Web page and app entries
-*-

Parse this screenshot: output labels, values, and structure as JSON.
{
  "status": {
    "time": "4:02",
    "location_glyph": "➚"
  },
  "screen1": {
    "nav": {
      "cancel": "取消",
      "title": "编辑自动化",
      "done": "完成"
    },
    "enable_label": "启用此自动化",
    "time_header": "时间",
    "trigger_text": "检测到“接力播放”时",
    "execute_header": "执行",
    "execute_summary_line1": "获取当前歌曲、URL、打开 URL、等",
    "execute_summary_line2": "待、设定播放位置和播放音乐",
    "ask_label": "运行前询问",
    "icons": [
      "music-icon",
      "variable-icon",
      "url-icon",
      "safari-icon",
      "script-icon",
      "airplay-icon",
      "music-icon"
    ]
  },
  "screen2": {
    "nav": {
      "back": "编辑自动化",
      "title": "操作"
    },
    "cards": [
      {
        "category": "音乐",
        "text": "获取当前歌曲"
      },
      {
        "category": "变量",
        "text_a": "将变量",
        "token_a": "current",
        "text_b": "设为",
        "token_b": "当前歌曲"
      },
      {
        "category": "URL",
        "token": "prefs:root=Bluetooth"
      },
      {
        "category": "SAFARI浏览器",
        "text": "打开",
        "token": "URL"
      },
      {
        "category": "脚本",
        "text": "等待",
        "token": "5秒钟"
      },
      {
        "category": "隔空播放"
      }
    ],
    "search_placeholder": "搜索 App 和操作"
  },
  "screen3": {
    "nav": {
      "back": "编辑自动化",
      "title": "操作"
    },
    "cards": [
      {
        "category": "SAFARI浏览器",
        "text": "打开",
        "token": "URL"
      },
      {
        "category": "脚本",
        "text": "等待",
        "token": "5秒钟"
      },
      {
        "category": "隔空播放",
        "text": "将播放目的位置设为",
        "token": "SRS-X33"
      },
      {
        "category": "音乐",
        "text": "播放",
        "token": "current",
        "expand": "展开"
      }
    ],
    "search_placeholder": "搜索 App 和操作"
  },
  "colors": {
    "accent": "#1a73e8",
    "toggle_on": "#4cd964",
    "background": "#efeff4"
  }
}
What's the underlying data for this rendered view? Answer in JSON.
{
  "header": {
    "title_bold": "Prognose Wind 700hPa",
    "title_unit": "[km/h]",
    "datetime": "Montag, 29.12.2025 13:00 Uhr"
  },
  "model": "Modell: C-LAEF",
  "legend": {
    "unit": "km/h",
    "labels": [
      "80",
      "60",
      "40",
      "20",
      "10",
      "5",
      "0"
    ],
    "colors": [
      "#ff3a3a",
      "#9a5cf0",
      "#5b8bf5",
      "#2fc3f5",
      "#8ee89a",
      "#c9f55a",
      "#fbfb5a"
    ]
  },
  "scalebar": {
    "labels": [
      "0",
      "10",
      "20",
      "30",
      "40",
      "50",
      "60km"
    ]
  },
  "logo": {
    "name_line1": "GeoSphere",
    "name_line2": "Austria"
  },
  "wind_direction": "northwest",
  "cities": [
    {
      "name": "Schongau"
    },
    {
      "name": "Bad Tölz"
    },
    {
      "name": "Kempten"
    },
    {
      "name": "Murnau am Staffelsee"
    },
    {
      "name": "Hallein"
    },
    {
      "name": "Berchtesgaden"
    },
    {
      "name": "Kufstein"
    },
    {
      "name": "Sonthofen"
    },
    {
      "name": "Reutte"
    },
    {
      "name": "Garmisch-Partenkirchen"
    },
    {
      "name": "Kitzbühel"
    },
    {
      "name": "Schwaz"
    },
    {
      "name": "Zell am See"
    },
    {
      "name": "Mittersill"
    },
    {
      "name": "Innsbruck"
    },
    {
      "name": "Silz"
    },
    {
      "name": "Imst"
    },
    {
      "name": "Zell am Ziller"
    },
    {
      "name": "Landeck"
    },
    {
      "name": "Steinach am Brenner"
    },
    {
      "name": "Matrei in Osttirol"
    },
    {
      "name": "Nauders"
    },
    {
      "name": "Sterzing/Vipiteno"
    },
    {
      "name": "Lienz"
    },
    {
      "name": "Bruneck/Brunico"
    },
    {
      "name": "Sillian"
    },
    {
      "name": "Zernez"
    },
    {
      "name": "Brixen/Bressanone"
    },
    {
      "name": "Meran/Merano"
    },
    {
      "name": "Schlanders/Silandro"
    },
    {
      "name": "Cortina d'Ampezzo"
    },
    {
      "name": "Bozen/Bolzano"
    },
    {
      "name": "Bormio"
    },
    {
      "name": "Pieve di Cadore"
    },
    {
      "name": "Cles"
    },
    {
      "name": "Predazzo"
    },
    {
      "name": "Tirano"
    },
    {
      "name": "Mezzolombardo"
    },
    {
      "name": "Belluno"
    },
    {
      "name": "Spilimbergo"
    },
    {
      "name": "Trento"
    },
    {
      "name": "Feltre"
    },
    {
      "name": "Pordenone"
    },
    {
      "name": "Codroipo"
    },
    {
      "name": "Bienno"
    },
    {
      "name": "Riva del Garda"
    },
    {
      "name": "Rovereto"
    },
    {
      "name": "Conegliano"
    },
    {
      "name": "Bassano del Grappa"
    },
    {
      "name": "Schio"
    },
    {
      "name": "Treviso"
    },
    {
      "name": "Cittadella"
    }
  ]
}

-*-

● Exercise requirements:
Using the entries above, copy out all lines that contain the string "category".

● Task solution:
        "category": "音乐",
        "category": "变量",
        "category": "URL",
        "category": "SAFARI浏览器",
        "category": "脚本",
        "category": "隔空播放"
        "category": "SAFARI浏览器",
        "category": "脚本",
        "category": "隔空播放",
        "category": "音乐",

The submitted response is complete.